- What is expected: Each record below is to be output unchanged, and any picture is to be dropped.

BEGIN

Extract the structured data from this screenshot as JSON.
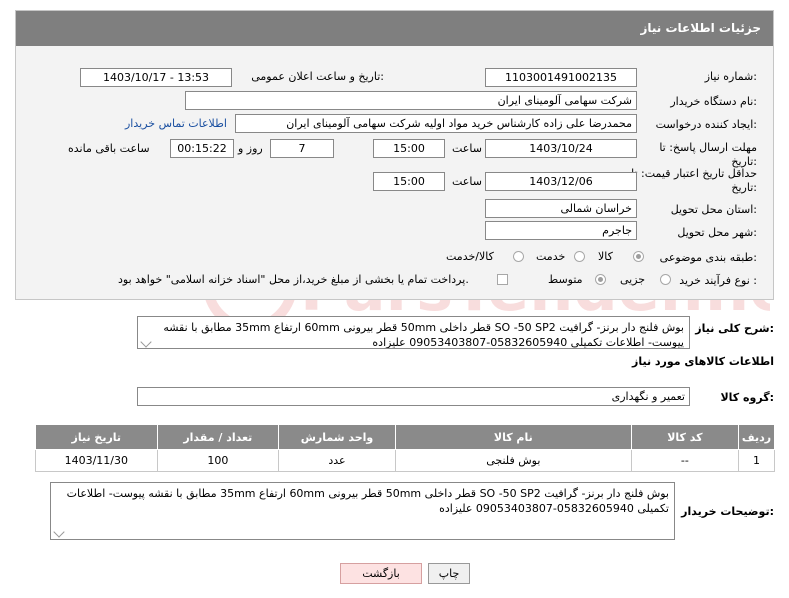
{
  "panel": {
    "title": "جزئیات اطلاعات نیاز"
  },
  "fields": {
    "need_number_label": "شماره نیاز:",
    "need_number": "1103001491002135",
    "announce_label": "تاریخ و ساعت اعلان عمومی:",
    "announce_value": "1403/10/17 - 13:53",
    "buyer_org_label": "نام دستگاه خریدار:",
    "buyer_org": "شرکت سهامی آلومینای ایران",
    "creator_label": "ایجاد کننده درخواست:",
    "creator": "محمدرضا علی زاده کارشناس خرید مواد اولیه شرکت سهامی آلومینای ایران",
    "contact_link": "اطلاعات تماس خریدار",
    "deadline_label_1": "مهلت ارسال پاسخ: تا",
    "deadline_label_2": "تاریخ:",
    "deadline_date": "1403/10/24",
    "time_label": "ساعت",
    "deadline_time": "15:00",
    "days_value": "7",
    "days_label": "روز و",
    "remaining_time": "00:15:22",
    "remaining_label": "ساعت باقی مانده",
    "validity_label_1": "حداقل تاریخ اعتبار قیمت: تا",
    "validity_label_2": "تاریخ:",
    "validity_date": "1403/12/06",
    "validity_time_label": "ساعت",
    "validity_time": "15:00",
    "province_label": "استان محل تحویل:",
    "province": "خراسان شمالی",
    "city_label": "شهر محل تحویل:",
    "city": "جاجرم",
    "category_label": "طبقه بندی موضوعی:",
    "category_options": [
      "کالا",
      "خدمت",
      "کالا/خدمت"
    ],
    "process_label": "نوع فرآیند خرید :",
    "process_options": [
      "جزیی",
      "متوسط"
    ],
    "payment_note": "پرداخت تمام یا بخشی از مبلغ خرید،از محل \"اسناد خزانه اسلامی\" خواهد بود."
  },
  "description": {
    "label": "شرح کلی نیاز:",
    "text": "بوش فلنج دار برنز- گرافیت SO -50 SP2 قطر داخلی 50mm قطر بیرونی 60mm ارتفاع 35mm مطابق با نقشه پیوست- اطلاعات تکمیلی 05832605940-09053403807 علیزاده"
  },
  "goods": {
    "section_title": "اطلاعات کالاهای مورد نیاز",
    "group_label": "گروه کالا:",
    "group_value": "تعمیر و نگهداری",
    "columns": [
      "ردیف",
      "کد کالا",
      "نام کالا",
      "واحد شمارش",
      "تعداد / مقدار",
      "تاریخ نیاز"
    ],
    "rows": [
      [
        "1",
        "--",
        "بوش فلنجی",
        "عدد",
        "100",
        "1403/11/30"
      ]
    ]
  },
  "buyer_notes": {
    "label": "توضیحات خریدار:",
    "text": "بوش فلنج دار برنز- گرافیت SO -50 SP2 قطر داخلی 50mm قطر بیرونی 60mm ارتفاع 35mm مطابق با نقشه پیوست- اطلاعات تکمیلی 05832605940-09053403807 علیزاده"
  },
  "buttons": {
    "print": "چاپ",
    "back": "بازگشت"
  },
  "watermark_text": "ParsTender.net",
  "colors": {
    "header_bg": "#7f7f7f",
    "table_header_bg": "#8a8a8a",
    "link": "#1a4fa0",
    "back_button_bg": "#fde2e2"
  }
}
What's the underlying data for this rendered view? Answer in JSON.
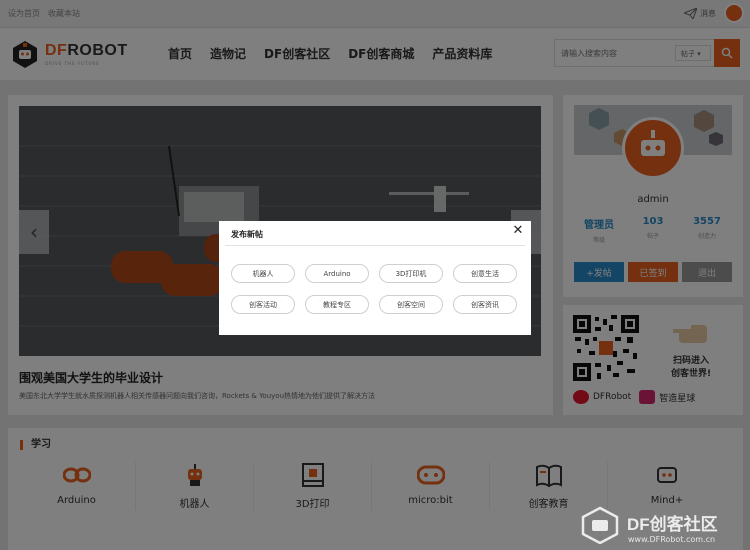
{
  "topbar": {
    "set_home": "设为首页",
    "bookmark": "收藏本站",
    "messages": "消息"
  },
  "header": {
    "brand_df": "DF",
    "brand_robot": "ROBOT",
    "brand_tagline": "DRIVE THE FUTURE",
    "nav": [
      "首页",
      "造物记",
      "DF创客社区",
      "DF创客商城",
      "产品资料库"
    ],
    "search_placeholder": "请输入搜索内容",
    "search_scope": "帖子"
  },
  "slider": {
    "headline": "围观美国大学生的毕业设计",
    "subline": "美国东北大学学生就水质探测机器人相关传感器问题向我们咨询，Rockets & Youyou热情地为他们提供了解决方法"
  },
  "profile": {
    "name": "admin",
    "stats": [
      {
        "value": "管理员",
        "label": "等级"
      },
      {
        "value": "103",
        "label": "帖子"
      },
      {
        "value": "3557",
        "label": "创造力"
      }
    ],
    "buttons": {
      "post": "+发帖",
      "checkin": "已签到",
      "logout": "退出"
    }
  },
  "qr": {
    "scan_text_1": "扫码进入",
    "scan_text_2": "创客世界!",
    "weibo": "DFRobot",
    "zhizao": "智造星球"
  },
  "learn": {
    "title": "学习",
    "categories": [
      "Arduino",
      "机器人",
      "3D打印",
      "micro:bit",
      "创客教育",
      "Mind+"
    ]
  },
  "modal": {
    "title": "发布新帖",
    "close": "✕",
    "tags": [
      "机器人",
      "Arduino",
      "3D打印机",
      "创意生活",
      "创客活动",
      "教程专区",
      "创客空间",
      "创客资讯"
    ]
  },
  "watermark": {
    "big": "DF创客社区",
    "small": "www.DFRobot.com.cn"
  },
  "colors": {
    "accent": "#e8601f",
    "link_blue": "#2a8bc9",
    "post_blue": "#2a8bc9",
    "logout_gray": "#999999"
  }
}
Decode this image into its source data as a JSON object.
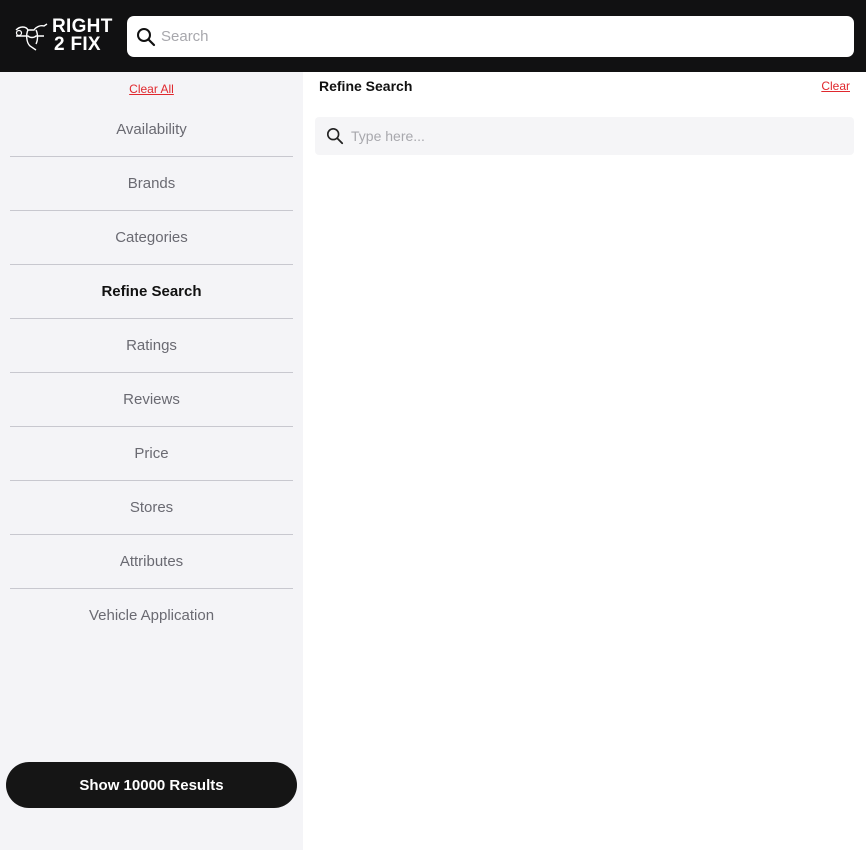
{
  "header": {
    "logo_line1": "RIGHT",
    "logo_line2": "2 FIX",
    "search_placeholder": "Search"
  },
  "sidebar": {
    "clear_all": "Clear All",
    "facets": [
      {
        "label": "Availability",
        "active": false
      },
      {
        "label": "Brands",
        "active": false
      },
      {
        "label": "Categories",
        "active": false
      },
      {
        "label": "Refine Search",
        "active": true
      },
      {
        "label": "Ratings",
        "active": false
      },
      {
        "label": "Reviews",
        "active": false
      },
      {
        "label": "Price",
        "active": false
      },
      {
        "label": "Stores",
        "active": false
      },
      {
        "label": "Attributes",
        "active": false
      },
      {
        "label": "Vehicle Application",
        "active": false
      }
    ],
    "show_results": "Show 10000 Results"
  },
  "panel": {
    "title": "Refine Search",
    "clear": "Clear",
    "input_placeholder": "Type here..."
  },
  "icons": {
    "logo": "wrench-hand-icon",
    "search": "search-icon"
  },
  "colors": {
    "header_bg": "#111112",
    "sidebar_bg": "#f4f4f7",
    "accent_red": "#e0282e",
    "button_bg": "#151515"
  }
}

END

- Answer below:
Extract the structured data from this screenshot as JSON.
{
  "panel": {
    "title": "جزئیات اطلاعات نیاز"
  },
  "fields": {
    "need_number_label": "شماره نیاز:",
    "need_number": "1103001491002135",
    "announce_label": "تاریخ و ساعت اعلان عمومی:",
    "announce_value": "1403/10/17 - 13:53",
    "buyer_org_label": "نام دستگاه خریدار:",
    "buyer_org": "شرکت سهامی آلومینای ایران",
    "creator_label": "ایجاد کننده درخواست:",
    "creator": "محمدرضا علی زاده کارشناس خرید مواد اولیه شرکت سهامی آلومینای ایران",
    "contact_link": "اطلاعات تماس خریدار",
    "deadline_label_1": "مهلت ارسال پاسخ: تا",
    "deadline_label_2": "تاریخ:",
    "deadline_date": "1403/10/24",
    "time_label": "ساعت",
    "deadline_time": "15:00",
    "days_value": "7",
    "days_label": "روز و",
    "remaining_time": "00:15:22",
    "remaining_label": "ساعت باقی مانده",
    "validity_label_1": "حداقل تاریخ اعتبار قیمت: تا",
    "validity_label_2": "تاریخ:",
    "validity_date": "1403/12/06",
    "validity_time_label": "ساعت",
    "validity_time": "15:00",
    "province_label": "استان محل تحویل:",
    "province": "خراسان شمالی",
    "city_label": "شهر محل تحویل:",
    "city": "جاجرم",
    "category_label": "طبقه بندی موضوعی:",
    "category_options": [
      "کالا",
      "خدمت",
      "کالا/خدمت"
    ],
    "process_label": "نوع فرآیند خرید :",
    "process_options": [
      "جزیی",
      "متوسط"
    ],
    "payment_note": "پرداخت تمام یا بخشی از مبلغ خرید،از محل \"اسناد خزانه اسلامی\" خواهد بود."
  },
  "description": {
    "label": "شرح کلی نیاز:",
    "text": "بوش فلنج دار برنز- گرافیت SO -50 SP2 قطر داخلی 50mm قطر بیرونی 60mm ارتفاع 35mm مطابق با نقشه پیوست- اطلاعات تکمیلی 05832605940-09053403807 علیزاده"
  },
  "goods": {
    "section_title": "اطلاعات کالاهای مورد نیاز",
    "group_label": "گروه کالا:",
    "group_value": "تعمیر و نگهداری",
    "columns": [
      "ردیف",
      "کد کالا",
      "نام کالا",
      "واحد شمارش",
      "تعداد / مقدار",
      "تاریخ نیاز"
    ],
    "rows": [
      [
        "1",
        "--",
        "بوش فلنجی",
        "عدد",
        "100",
        "1403/11/30"
      ]
    ]
  },
  "buyer_notes": {
    "label": "توضیحات خریدار:",
    "text": "بوش فلنج دار برنز- گرافیت SO -50 SP2 قطر داخلی 50mm قطر بیرونی 60mm ارتفاع 35mm مطابق با نقشه پیوست- اطلاعات تکمیلی 05832605940-09053403807 علیزاده"
  },
  "buttons": {
    "print": "چاپ",
    "back": "بازگشت"
  },
  "watermark_text": "ParsTender.net",
  "colors": {
    "header_bg": "#7f7f7f",
    "table_header_bg": "#8a8a8a",
    "link": "#1a4fa0",
    "back_button_bg": "#fde2e2"
  }
}
What's the underlying data for this rendered view? Answer in JSON.
{
  "topbar": {
    "set_home": "设为首页",
    "bookmark": "收藏本站",
    "messages": "消息"
  },
  "header": {
    "brand_df": "DF",
    "brand_robot": "ROBOT",
    "brand_tagline": "DRIVE THE FUTURE",
    "nav": [
      "首页",
      "造物记",
      "DF创客社区",
      "DF创客商城",
      "产品资料库"
    ],
    "search_placeholder": "请输入搜索内容",
    "search_scope": "帖子"
  },
  "slider": {
    "headline": "围观美国大学生的毕业设计",
    "subline": "美国东北大学学生就水质探测机器人相关传感器问题向我们咨询，Rockets & Youyou热情地为他们提供了解决方法"
  },
  "profile": {
    "name": "admin",
    "stats": [
      {
        "value": "管理员",
        "label": "等级"
      },
      {
        "value": "103",
        "label": "帖子"
      },
      {
        "value": "3557",
        "label": "创造力"
      }
    ],
    "buttons": {
      "post": "+发帖",
      "checkin": "已签到",
      "logout": "退出"
    }
  },
  "qr": {
    "scan_text_1": "扫码进入",
    "scan_text_2": "创客世界!",
    "weibo": "DFRobot",
    "zhizao": "智造星球"
  },
  "learn": {
    "title": "学习",
    "categories": [
      "Arduino",
      "机器人",
      "3D打印",
      "micro:bit",
      "创客教育",
      "Mind+"
    ]
  },
  "modal": {
    "title": "发布新帖",
    "close": "✕",
    "tags": [
      "机器人",
      "Arduino",
      "3D打印机",
      "创意生活",
      "创客活动",
      "教程专区",
      "创客空间",
      "创客资讯"
    ]
  },
  "watermark": {
    "big": "DF创客社区",
    "small": "www.DFRobot.com.cn"
  },
  "colors": {
    "accent": "#e8601f",
    "link_blue": "#2a8bc9",
    "post_blue": "#2a8bc9",
    "logout_gray": "#999999"
  }
}
Decode this image into its source data as a JSON object.
{
  "header": {
    "logo_line1": "RIGHT",
    "logo_line2": "2 FIX",
    "search_placeholder": "Search"
  },
  "sidebar": {
    "clear_all": "Clear All",
    "facets": [
      {
        "label": "Availability",
        "active": false
      },
      {
        "label": "Brands",
        "active": false
      },
      {
        "label": "Categories",
        "active": false
      },
      {
        "label": "Refine Search",
        "active": true
      },
      {
        "label": "Ratings",
        "active": false
      },
      {
        "label": "Reviews",
        "active": false
      },
      {
        "label": "Price",
        "active": false
      },
      {
        "label": "Stores",
        "active": false
      },
      {
        "label": "Attributes",
        "active": false
      },
      {
        "label": "Vehicle Application",
        "active": false
      }
    ],
    "show_results": "Show 10000 Results"
  },
  "panel": {
    "title": "Refine Search",
    "clear": "Clear",
    "input_placeholder": "Type here..."
  },
  "icons": {
    "logo": "wrench-hand-icon",
    "search": "search-icon"
  },
  "colors": {
    "header_bg": "#111112",
    "sidebar_bg": "#f4f4f7",
    "accent_red": "#e0282e",
    "button_bg": "#151515"
  }
}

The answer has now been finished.